As explained by Chief Nurse Executive Gail Carlson, in an article for Modern Healthcare, “Interoperability between EHRs has become crucial for their successful integration of operations – and sometimes requires dumping legacy systems that can’t talk to each other.

Many hospitals have numerous ancillary services, each with their own programs. The EHRs are often “best of breed.” That means they employ highly specialized software that provides excellent service in specific areas such as emergency departments, obstetrics or lab work. But communication between these departments is compromised because they display data differently.

In order to judge EHR replacement outcomes objectively, one needs to not just examine the near-term financials and sentiment (admittedly, replacement causes disruption and is not easy), but to also take a holistic view of the impact to the system’s portfolio by way of simplification and future positioning for value-based care. The majority of the negative sentiment and disappointing outcomes may actually stem from the migration and new system implementation process in and of itself. Many groups likely underestimated the scope of the undertaking and compromised new system adoption through a lackluster migration.

Not everyone plunged into the replacement frenzy. Some pursued a solution such as dBMotion to foster care for patients via intercommunications across all care venues. In fact, Allscripts acquired dBMotion to solve for interoperability between its inpatient solution (Eclipsys SCM) and its outpatient EMR offering (Touchworks). dBMotion provides a solution for those organizations with different inpatient and outpatient vendors, offering semantic interoperability, vocabulary management, EMPI and ultimately facilitating a true community-based record.

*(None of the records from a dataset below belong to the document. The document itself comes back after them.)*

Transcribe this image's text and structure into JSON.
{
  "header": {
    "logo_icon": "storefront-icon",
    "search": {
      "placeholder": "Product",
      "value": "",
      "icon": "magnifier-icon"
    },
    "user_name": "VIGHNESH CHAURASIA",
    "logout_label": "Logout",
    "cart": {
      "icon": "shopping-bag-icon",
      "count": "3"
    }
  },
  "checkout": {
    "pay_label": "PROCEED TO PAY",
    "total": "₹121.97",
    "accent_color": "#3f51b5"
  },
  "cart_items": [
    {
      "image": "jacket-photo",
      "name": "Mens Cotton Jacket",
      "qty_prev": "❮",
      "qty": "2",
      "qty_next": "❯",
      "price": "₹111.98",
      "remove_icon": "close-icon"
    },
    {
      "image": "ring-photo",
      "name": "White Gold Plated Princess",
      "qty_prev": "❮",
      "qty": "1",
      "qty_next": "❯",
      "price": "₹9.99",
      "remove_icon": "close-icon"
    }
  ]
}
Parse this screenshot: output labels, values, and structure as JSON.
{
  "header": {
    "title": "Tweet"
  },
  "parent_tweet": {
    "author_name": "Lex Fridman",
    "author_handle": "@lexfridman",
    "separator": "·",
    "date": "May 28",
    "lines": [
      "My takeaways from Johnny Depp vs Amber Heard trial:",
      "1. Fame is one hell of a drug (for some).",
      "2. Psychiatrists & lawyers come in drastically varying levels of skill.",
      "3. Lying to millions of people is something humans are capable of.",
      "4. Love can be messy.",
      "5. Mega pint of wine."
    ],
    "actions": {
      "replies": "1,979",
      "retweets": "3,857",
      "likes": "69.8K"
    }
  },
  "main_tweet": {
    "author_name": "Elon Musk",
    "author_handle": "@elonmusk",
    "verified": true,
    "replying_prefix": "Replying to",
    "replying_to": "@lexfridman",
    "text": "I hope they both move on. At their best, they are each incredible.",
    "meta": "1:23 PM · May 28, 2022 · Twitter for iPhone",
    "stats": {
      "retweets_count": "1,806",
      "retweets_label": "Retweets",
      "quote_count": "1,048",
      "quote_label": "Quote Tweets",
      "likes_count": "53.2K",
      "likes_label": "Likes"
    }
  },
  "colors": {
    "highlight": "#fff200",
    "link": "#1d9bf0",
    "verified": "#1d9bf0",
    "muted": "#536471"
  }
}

Yet others chose to optimize what they had, driven by financial constraints. There is a thin line separating EHR replacement from EHR optimization. This is especially true for those HCOs that are neither large enough nor sufficiently funded to be able to afford a replacement; they are instead forced to squeeze out the most value they can from their current investment.

The optimization path is much more pronounced with MEDITECH clients, where a large percentage of their base remains on the legacy MAGIC and C/S platforms.

Denni McColm, a hospital CIO, told healthsystemCIO why many MEDITECH clients are watching and waiting before they commit to a more advanced platform:

“We’re on MEDITECH’s Client/Server version, which is not their older version and not their newest version, and we have it implemented really everywhere that MEDITECH serves. So we have the hospital systems, home care, long-term care, emergency services, surgical center — all the way across the continuum. We plan to go to their latest version sometime in the next few years to get the ambulatory interface for the providers. It should be very efficient — reduced clicks, it’s mobile friendly, and our docs are anxious to move to it,” but we’ll decide when the time is right, she says.

What can we discern from these different approaches and studies?  It’s too early to be sure of the final score. One thing is certain though: the migrations and archival underpinnings of system replacement are essential. They allow the replacement to deliver on the promise of improved usability, enhanced interoperability and take us closer to the goal of value-based care.

About Justin Campbell
Justin is Vice President, Strategy, at Galen Healthcare Solutions. He is responsible for market intelligence, segmentation, business and market development and competitive strategy. Justin has been consulting in Health IT for over 10 years, guiding clients in the implementation, integration and optimization of clinical systems. He has been on the front lines of system replacement and data migration and is passionate about advancing interoperability in healthcare and harnessing analytical insights to realize improvements in patient care. Justin can be found on Twitter at @TJustinCampbell